Our body needs a type of fuel to function properly. Glucose is a type of fuel that our body uses from the broken down components of the food and water that we intake. When there is too much glucose or lower levels than the threshold then it is indicative of diabetes. It is a life-long condition that requires careful blood sugar management and a healthy lifestyle for a person to be able to manage it correctly.
In this article, we walk you through, what diabetes is, early symptoms, and much more.
What is Diabetes?
Diabetes is a medical condition where your insulin doesn’t secrete enough to regulate the blood sugar levels. Insulin allows the glucose from the eaten food to access the cells in their body to supply energy.
According to a study report from the Centers for Disease Control and Prevention (CDC) found that 30.3 million adults in the United States have diabetes and nearly 84.1 million U.S. adults have prediabetes.
Types of Diabetes
Type I diabetes: This type is also known as juvenile diabetes. Type 1 occurs when the body fails to secrete insulin. With type I diabetes, the human anatomy becomes insulin-dependent, which means artificial insulin must be taken daily to stay alive either by oral or by injecting.
Type 2 diabetes: Type 2 diabetes affects the way the body uses insulin, which is unlike type 1, your body makes insulin but it cannot effectively use the insulin to its required fullest capacity. This is the most common type of diabetes, according to the National Institute of Diabetes and Digestive and Kidney Diseases, type 2 diabetes is very common.
But this doesn’t happen overnight, the insulin resistance takes place gradually. If you are detected of type 2 your physician often recommends making lifestyle changes to slow this in the initial stages.
People with prediabetes typically have higher-than-normal blood sugar levels, but doctors do not consider them to have diabetes yet. According to a study from the CDC, people with prediabetes often develop type 2 diabetes if they do not get treatment.
Risk Factors of Diabetes
Anyone can develop diabetes, but the following are some of the health/lifestyle factors that can increase a person’s risk. They include:
- 45 years+ of age
- being overweight or obese
- eating an unhealthful diet
- having a family history of diabetes
- having polycystic ovary syndrome (PCOS)
- a medical history of gestational diabetes, heart disease, or stroke
The onset of diabetes symptoms can be gradual, and symptoms can be mild during the early stages which many people misinterpret and do not recognize as a pre-diabetic condition. Talking about symptoms brings us to the next topic.
Early Symptoms of Diabetes
Frequent urination is one of the commonly seen early symptoms in pre-diabetic and diabetic stages. As the blood glucose levels are higher than the threshold, the kidneys will try to eliminate the excess sugar by filtering it through the urine.
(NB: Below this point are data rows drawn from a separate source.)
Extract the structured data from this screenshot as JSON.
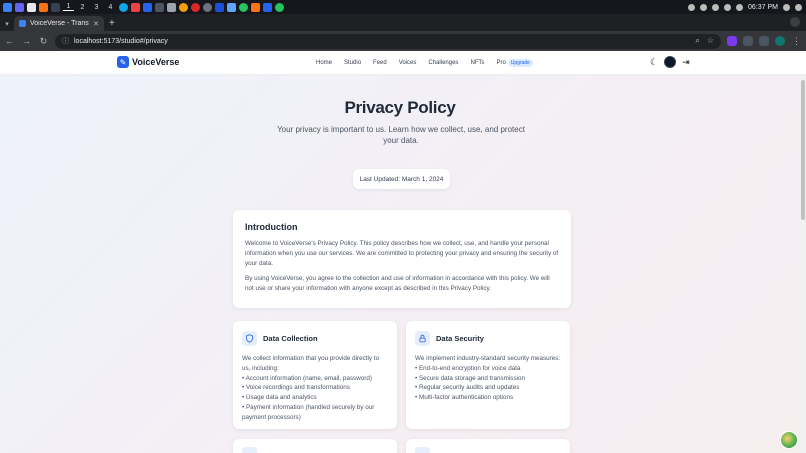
{
  "taskbar": {
    "workspaces": [
      "1",
      "2",
      "3",
      "4"
    ],
    "clock": "06:37 PM"
  },
  "browser": {
    "tab_title": "VoiceVerse - Transform",
    "url": "localhost:5173/studio#/privacy"
  },
  "site": {
    "logo": "VoiceVerse",
    "nav": [
      "Home",
      "Studio",
      "Feed",
      "Voices",
      "Challenges",
      "NFTs"
    ],
    "nav_pro": "Pro",
    "upgrade_badge": "Upgrade"
  },
  "page": {
    "title": "Privacy Policy",
    "subtitle": "Your privacy is important to us. Learn how we collect, use, and protect your data.",
    "last_updated": "Last Updated: March 1, 2024",
    "intro": {
      "heading": "Introduction",
      "p1": "Welcome to VoiceVerse's Privacy Policy. This policy describes how we collect, use, and handle your personal information when you use our services. We are committed to protecting your privacy and ensuring the security of your data.",
      "p2": "By using VoiceVerse, you agree to the collection and use of information in accordance with this policy. We will not use or share your information with anyone except as described in this Privacy Policy."
    },
    "data_collection": {
      "heading": "Data Collection",
      "lead": "We collect information that you provide directly to us, including:",
      "items": [
        "• Account information (name, email, password)",
        "• Voice recordings and transformations",
        "• Usage data and analytics",
        "• Payment information (handled securely by our payment processors)"
      ]
    },
    "data_security": {
      "heading": "Data Security",
      "lead": "We implement industry-standard security measures:",
      "items": [
        "• End-to-end encryption for voice data",
        "• Secure data storage and transmission",
        "• Regular security audits and updates",
        "• Multi-factor authentication options"
      ]
    }
  },
  "colors": {
    "brand": "#2563eb",
    "heading": "#1f2937",
    "body": "#4b5563"
  }
}
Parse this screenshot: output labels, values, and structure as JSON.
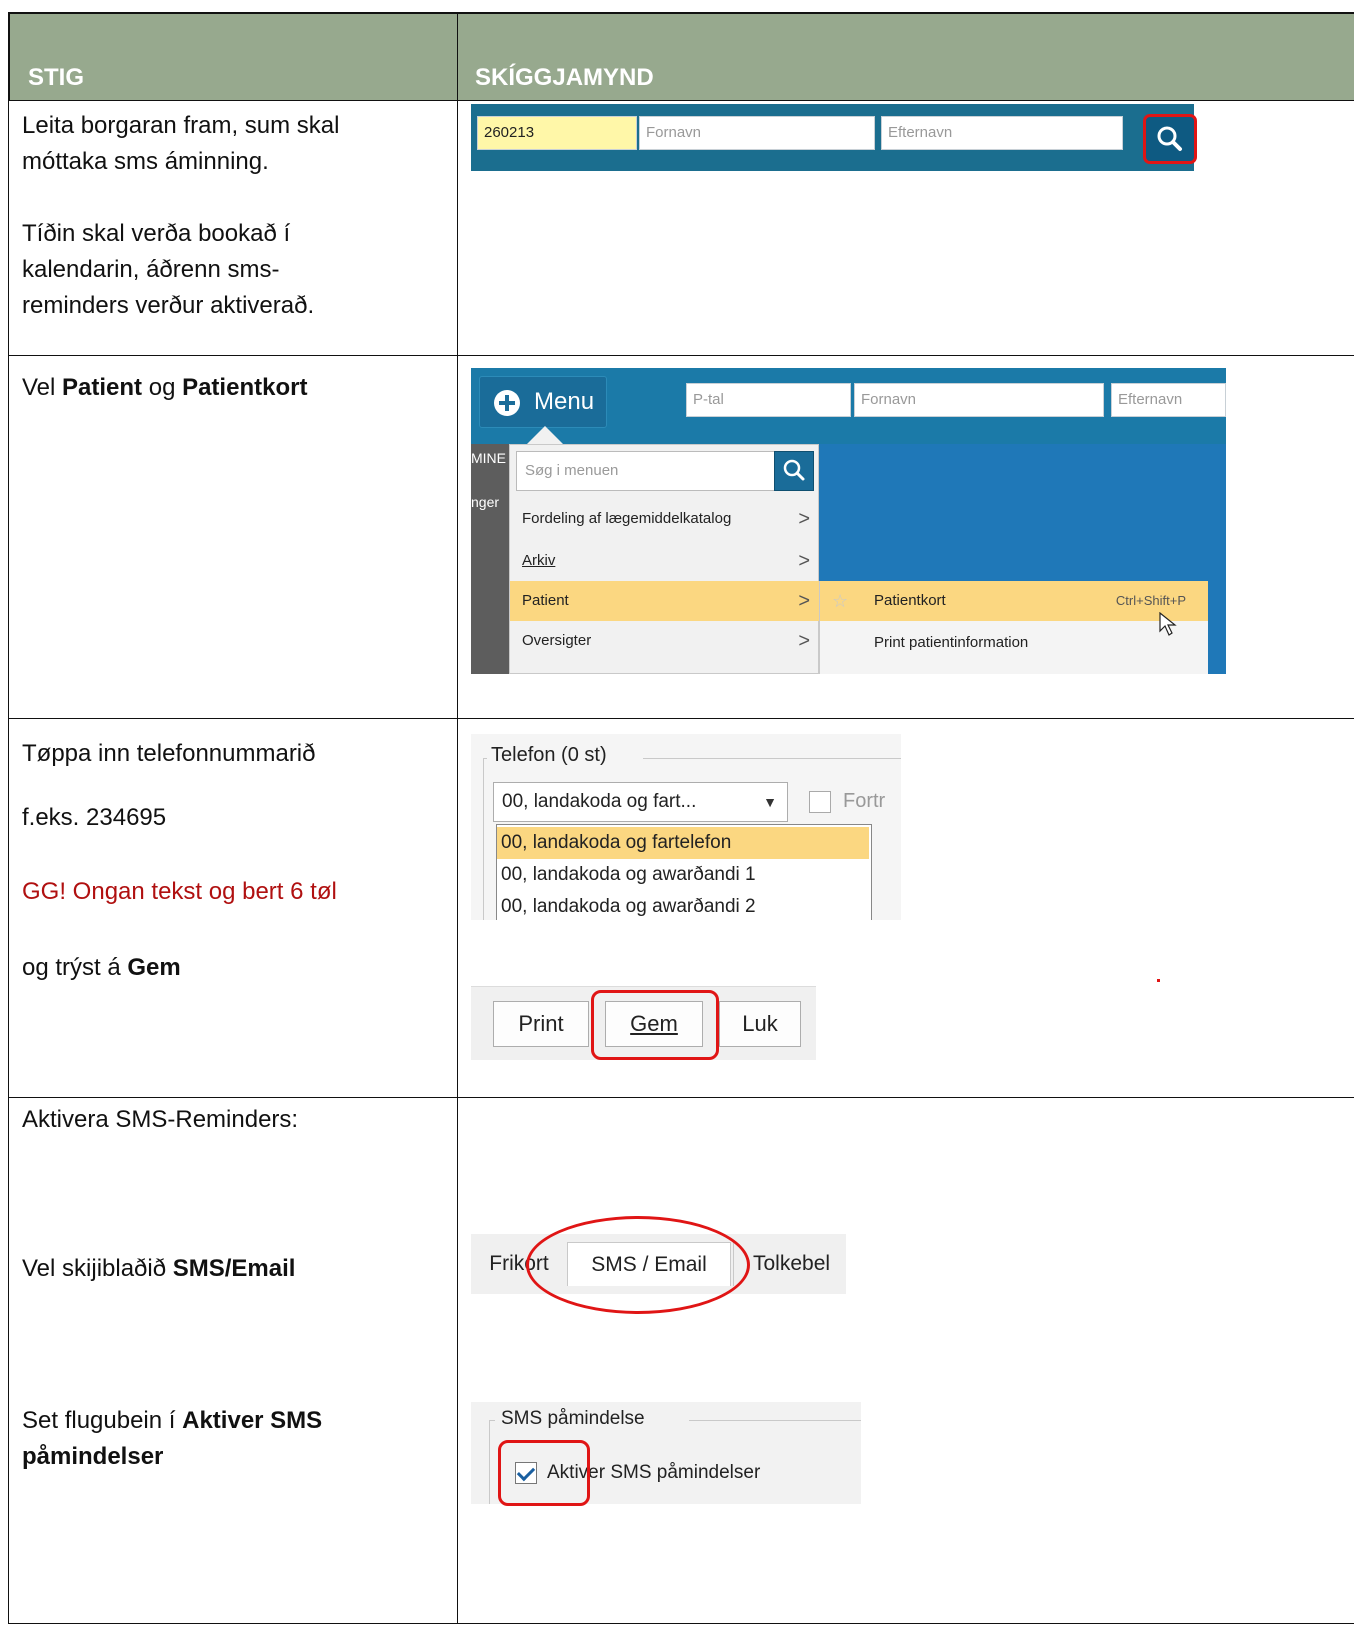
{
  "header": {
    "col1": "STIG",
    "col2": "SKÍGGJAMYND"
  },
  "rows": [
    {
      "step": {
        "line1": "Leita borgaran fram, sum skal",
        "line2": "móttaka sms áminning.",
        "line3": "Tíðin skal verða bookað í",
        "line4": "kalendarin, áðrenn sms-",
        "line5": "reminders verður aktiverað."
      },
      "screen": {
        "cpr_value": "260213",
        "fornavn_placeholder": "Fornavn",
        "efternavn_placeholder": "Efternavn"
      }
    },
    {
      "step": {
        "prefix": "Vel ",
        "bold1": "Patient",
        "mid": " og ",
        "bold2": "Patientkort"
      },
      "screen": {
        "menu_label": "Menu",
        "ptal_placeholder": "P-tal",
        "fornavn_placeholder": "Fornavn",
        "efternavn_placeholder": "Efternavn",
        "strip_text1": "MINE",
        "strip_text2": "nger",
        "search_placeholder": "Søg i menuen",
        "items": [
          "Fordeling af lægemiddelkatalog",
          "Arkiv",
          "Patient",
          "Oversigter"
        ],
        "sub_items": [
          "Patientkort",
          "Print patientinformation"
        ],
        "shortcut": "Ctrl+Shift+P"
      }
    },
    {
      "step": {
        "line1": "Tøppa inn telefonnummarið",
        "line2": "f.eks. 234695",
        "warning": "GG! Ongan tekst og bert 6 tøl",
        "line4_prefix": "og trýst á ",
        "line4_bold": "Gem"
      },
      "screen": {
        "group_label": "Telefon (0 st)",
        "combo_value": "00, landakoda og fart...",
        "checkbox_label": "Fortr",
        "options": [
          "00, landakoda og fartelefon",
          "00, landakoda og awarðandi 1",
          "00, landakoda og awarðandi 2"
        ],
        "buttons": [
          "Print",
          "Gem",
          "Luk"
        ]
      }
    },
    {
      "step": {
        "line1": "Aktivera SMS-Reminders:",
        "line2_prefix": "Vel skijiblaðið ",
        "line2_bold": "SMS/Email",
        "line3_prefix": "Set flugubein í ",
        "line3_bold": "Aktiver SMS",
        "line4_bold": "påmindelser"
      },
      "screen": {
        "tabs": [
          "Frikort",
          "SMS / Email",
          "Tolkebel"
        ],
        "group_label": "SMS påmindelse",
        "checkbox_label": "Aktiver SMS påmindelser"
      }
    }
  ],
  "colors": {
    "header_bg": "#97a98e",
    "highlight_red": "#e01515",
    "warning_text": "#b01010",
    "menu_blue": "#1b7aa8",
    "selected_item": "#fbd781"
  },
  "icons": [
    "search-icon",
    "plus-icon",
    "chevron-right-icon",
    "star-icon",
    "dropdown-arrow-icon",
    "checkbox-checked-icon",
    "mouse-cursor-icon"
  ]
}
Thus a frequent visit to the bathroom is a sign that glucose content is in excess and your kidney is working overtime eliminating it. Sometimes this can lead to kidney seizures and removal of the kidney, however, this is rare.
Increased urination can result in faster draining of water levels in your body. Drinking more water than usual levels is an early sign of diabetics. Increased thirst can also be coupled with fatigue and drowsiness.
In the case of type 2 diabetes, constant hunger or thirst can be early signs. In people with diabetes, not enough of this glucose transfers from the bloodstream into the body’s cells. Thus early signs of diabetes can make you feel constantly hungry, regardless of how recently you have eaten.
Blurred vision, feeling tired and slow healing of cuts and wounds are also signs of diabetes.
How to Test for Diabetes?
The complications of diabetes can be severe, including kidney failure and stroke, if not detected at an early stage. If you become diabetic, it is critical to get tested once in a while to regulate your levels.
Anyone who suspects they may have diabetes should get tested for Diabetes. Diagnostics listing providers like DxSaver, can help you find the affordable lab near you that provides diabetes testing or at-home diabetic testing options.
What Happens if Diabetes if Ignored/Left Uncontrolled?
Without treatment, persistently high blood sugar levels can lead to life-threatening complications, like heart disease, stroke, nerve damage, or neuropathy, foot problems, kidney disease, and loss of vision in both men and women.
Leaving diabetes without any treatment can also lead to hyperosmolar hyperglycemic nonketotic syndrome (HHNS), which causes a severe and persistent increase in blood sugar levels. An illness or infection will usually trigger HHNS, which can lead to hospitalization. This sudden complication tends to affect elderly people.
Keeping blood sugar levels under control is crucial for preventing severe health complications. The longer that blood sugar levels remain unregulated, the higher the risk of other health problems appearing.
If you missed the early detection, then your physician will prescribe supplementary insulin tablets and some medications to manage the condition and improve glucose absorption depending on your type.
Leading a healthy lifestyle generally keeps you away from most diseases including diabetes. Eating fiber-rich foods, working out daily, for at least 20 minutes will have a huge impact. Spread the knowledge about this pre-diabetic to every known person and help to stop this life-long condition taking control of others life.